There was a sweetgum in the tree lawn and a stained glass window in the stairway and there was a grain pattern in the tiger oak balustrade and she could call to mind the details of that stairway, down to the number of stairs and which ones creaked and the third one above the landing had a cigarette burn in the runner that looked like an eye. But she couldn't, could not recall the whole denouement part of their relationship with anything but the vaguest chronology. In this light she was in now, light that grows by the blink but never changes when you look into it, she knew that was the part he must remember most vividly—her coldness, all the phone calls, his yowling, his abject begging, how she'd felt herself harden as he prostrated because it was the only way she could maintain his dignity for him and preserve her memory of him as a man and not a simpering pussy. She knew he dwelt on these things for a long time after and probably still does now and again. But Monica remembered only a few things and those very rarely and a lot of them were things she remembered with her fingertips and her palms and her skin and the part of the human being that is not a mind or a heart or a soul or a vagina but a kind of marker in the spaces of time and whose only manifestation is the pushes and the pulses in the light behind us, around us, in us.
Monica opened her eyes and the kids were sitting, the girl in the boy's arms, sobbing. He reached up and wiped a tear from his own eye. The sun was in the linden. The shape of the world to come was obvious. The boy whispered something to the girl and pointed at Monica. She followed his finger and rose to her feet, tossing her little fists down at her sides like a toddler.

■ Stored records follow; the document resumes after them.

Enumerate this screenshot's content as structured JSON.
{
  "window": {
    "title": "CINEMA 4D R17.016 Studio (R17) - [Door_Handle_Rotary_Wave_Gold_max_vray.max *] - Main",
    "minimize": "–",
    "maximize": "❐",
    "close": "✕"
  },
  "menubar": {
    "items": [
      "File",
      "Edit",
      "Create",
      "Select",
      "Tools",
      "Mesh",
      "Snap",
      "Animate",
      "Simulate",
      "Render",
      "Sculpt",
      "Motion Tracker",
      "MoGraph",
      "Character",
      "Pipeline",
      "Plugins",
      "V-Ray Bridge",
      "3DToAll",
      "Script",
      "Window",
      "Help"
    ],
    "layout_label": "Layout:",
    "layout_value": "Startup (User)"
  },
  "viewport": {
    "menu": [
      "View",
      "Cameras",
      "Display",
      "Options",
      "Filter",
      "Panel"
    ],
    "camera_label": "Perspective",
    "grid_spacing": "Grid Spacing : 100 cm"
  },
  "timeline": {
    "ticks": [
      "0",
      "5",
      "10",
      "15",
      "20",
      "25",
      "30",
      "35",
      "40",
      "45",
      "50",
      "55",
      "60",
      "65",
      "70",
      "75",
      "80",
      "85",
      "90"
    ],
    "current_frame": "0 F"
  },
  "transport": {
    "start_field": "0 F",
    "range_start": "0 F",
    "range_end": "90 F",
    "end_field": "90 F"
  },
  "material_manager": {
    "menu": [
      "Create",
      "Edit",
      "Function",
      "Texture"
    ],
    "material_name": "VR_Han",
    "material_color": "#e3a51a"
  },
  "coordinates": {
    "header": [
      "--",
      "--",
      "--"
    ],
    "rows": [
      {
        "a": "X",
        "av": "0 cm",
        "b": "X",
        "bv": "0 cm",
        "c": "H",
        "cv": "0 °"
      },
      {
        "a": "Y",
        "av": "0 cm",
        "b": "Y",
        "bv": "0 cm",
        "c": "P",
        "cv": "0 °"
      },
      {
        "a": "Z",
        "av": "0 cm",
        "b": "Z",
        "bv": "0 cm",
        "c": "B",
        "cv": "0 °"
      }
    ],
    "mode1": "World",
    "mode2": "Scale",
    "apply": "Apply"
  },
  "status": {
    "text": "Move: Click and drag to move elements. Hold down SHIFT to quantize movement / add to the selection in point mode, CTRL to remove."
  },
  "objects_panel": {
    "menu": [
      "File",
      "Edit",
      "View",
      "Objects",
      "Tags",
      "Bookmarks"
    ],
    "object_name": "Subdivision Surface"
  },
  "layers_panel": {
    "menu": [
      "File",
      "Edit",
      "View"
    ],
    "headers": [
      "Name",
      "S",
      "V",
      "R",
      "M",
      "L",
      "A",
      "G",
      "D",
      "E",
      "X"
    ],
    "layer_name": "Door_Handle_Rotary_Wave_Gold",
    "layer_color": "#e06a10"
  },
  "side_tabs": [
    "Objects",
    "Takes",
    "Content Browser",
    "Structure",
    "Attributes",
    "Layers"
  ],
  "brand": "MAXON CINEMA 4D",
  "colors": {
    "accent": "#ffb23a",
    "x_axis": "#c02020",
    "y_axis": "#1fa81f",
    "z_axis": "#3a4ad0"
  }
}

"Mind your own business, bitch," she yelled. The boy stood and shushed her and began to usher her back toward the apartment building. Monica noticed an old sedan parked under the awning and she squinted into the darker shadows there, where the night was cowering still. Maybe there was a man's head on the driver's side. Maybe. It was hard to tell. She had leaned half out the window to crane her neck and she felt a little breeze tease the collar of her t shirt. She looked down and the v-neck of it had opened and swung down revealing her right nipple. She tugged the collar back into place up and stood up back inside her window. She padded down the hallway to the bathroom to brush her teeth.
Afterwards she peed, ran a cup of water from the tap, pinched her pill from the little pill wheel and swallowed it. She could taste the river in the water. When she lay down, the end of night gave in—collapsing around her—and it was suddenly the real, open morning. She pulled the light cotton sheet over her, bright white and unscented of men or history. Clean. Slightly chloric. With a breath, rest came into her body and right before the blue corners of her room faded away to sleep and truer dreams she felt his shoulders in her shoulders and the pull of their weight tugging at her neck muscles. And then she felt it dissipate like sweat from her forearms after a jog, when the breeze is warm but dry.
© 2011 Craig Davis